Task goal |
Nothing but the lines holding the string "data" should appear in the answer. Copy them from the entries.

━━ Exercise material ━━

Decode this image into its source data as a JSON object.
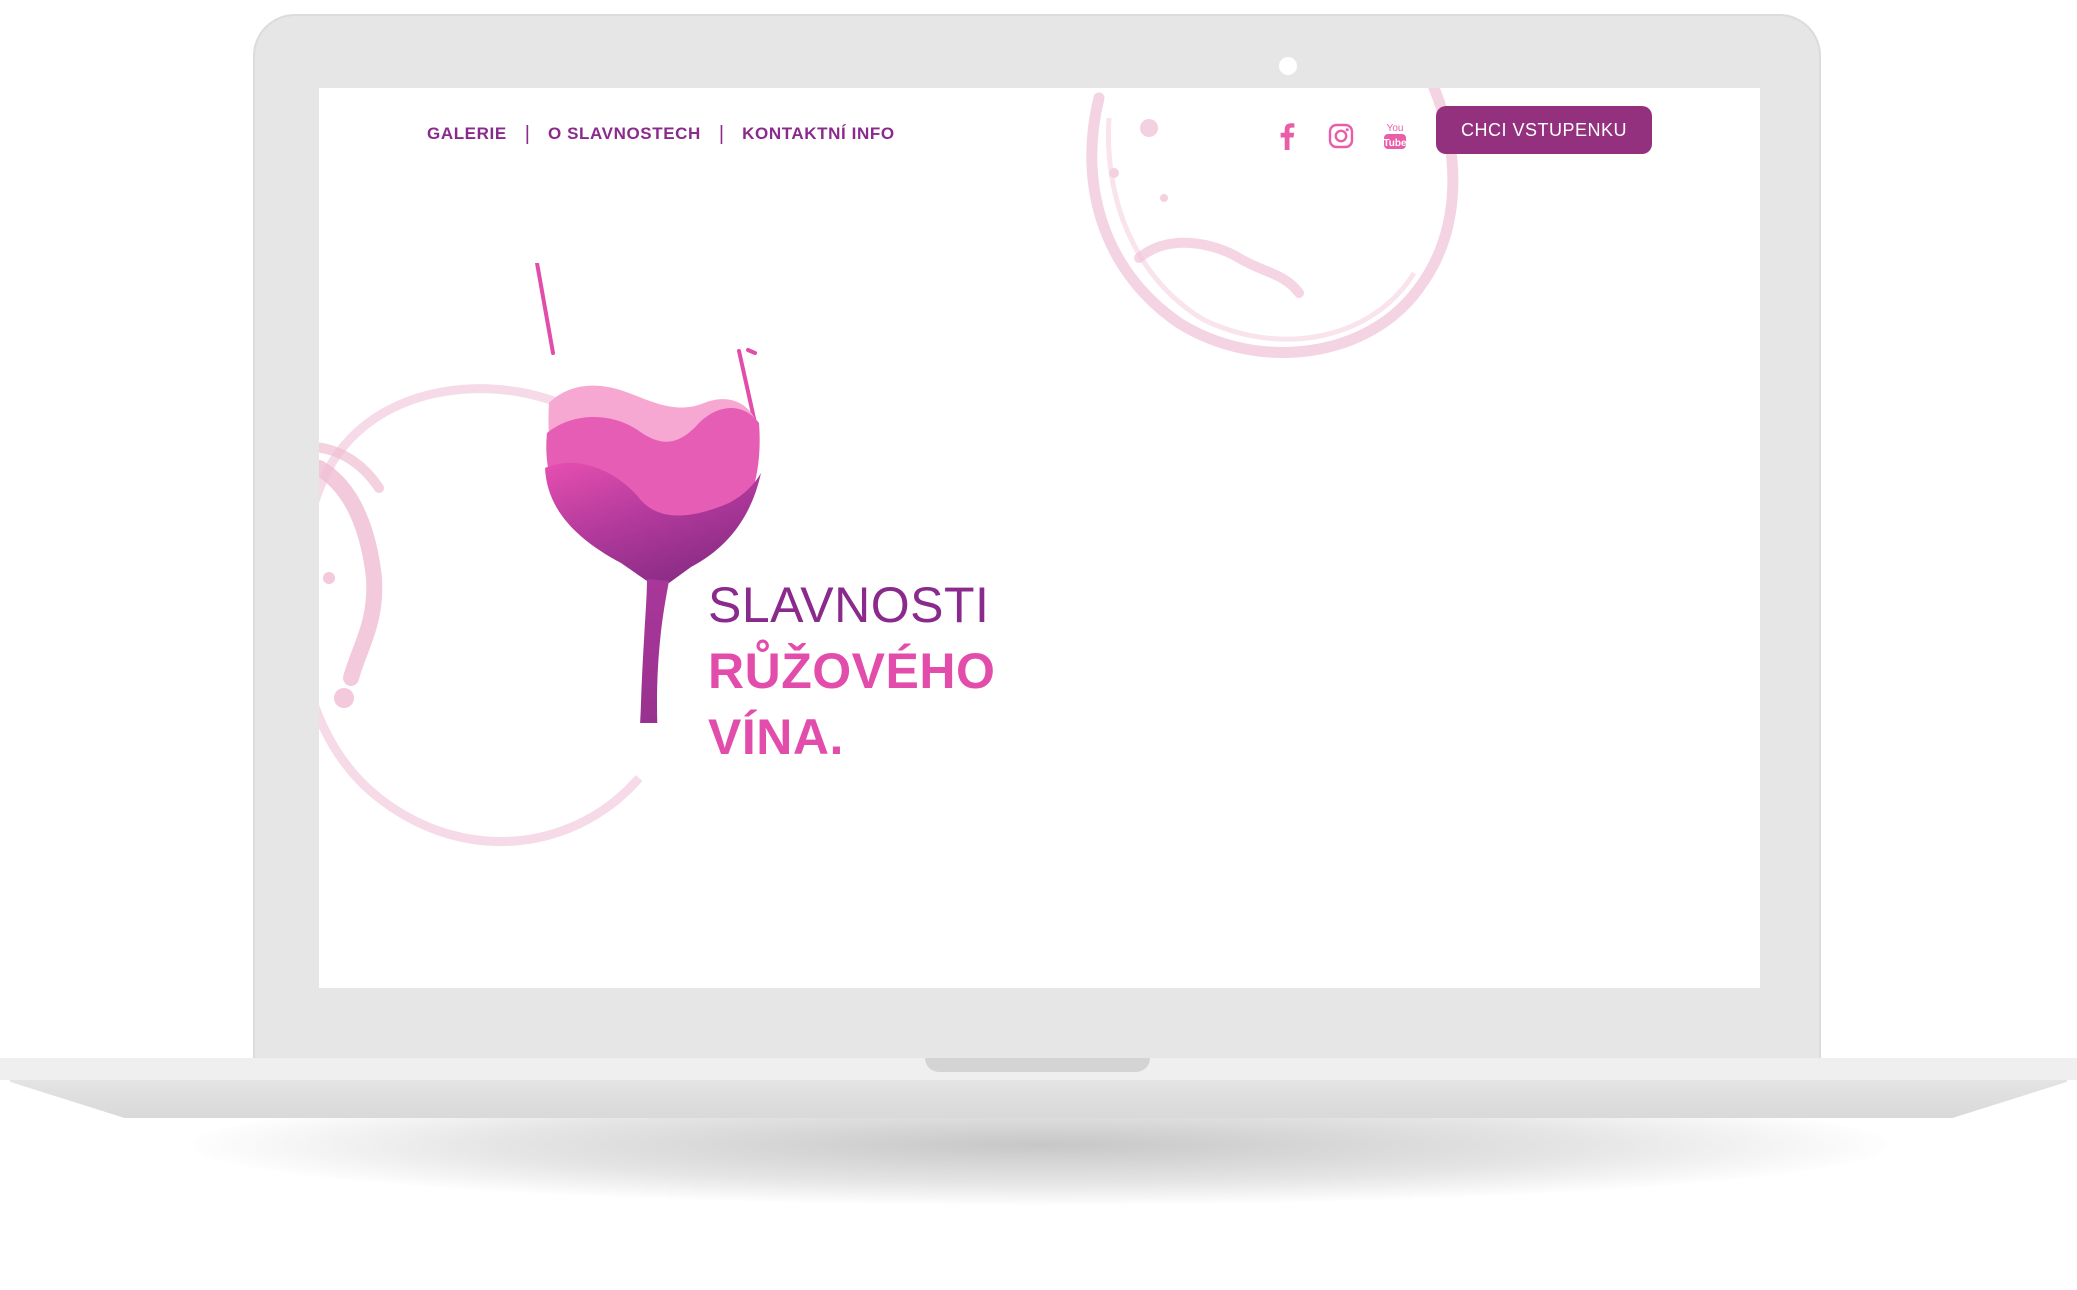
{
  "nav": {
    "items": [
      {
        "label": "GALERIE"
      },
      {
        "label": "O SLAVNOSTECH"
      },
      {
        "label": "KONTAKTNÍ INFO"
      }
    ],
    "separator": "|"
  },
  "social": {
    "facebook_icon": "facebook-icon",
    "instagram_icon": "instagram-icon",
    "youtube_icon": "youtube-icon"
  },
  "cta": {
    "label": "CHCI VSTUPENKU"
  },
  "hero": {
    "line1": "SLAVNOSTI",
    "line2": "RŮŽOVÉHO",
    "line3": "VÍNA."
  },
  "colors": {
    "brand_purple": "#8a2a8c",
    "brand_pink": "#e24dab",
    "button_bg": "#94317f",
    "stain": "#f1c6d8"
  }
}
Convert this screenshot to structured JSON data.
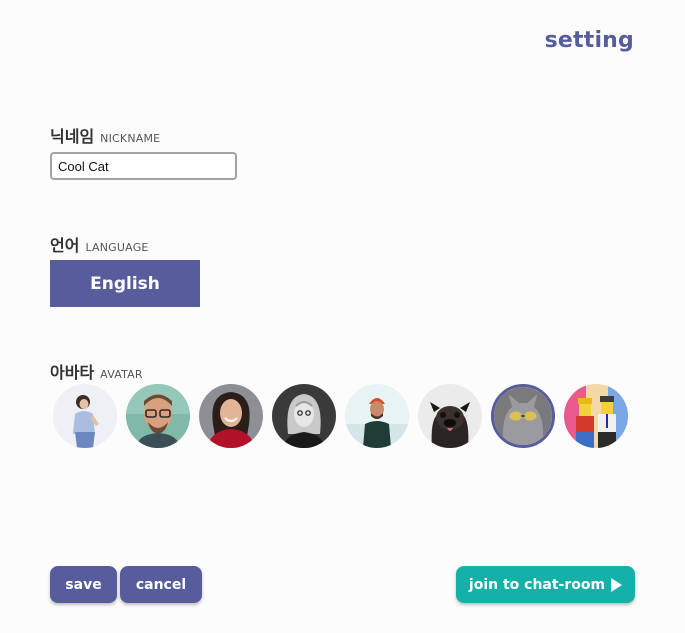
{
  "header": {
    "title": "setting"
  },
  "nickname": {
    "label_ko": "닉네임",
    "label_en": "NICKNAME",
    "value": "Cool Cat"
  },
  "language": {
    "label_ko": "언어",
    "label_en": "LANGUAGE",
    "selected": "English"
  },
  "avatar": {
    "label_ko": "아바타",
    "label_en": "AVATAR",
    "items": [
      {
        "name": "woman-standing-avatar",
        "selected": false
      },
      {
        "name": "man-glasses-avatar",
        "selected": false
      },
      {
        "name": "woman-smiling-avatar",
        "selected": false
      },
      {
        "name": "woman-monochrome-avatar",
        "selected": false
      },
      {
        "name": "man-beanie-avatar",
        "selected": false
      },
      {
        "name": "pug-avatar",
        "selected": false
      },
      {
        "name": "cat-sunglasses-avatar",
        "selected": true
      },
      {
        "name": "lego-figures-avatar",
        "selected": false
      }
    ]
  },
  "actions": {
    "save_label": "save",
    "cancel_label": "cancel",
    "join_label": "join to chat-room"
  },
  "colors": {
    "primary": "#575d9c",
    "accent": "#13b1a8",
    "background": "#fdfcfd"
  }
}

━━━

Answer below |
Decode this image into its source data as a JSON object.
Convert this screenshot to structured JSON data.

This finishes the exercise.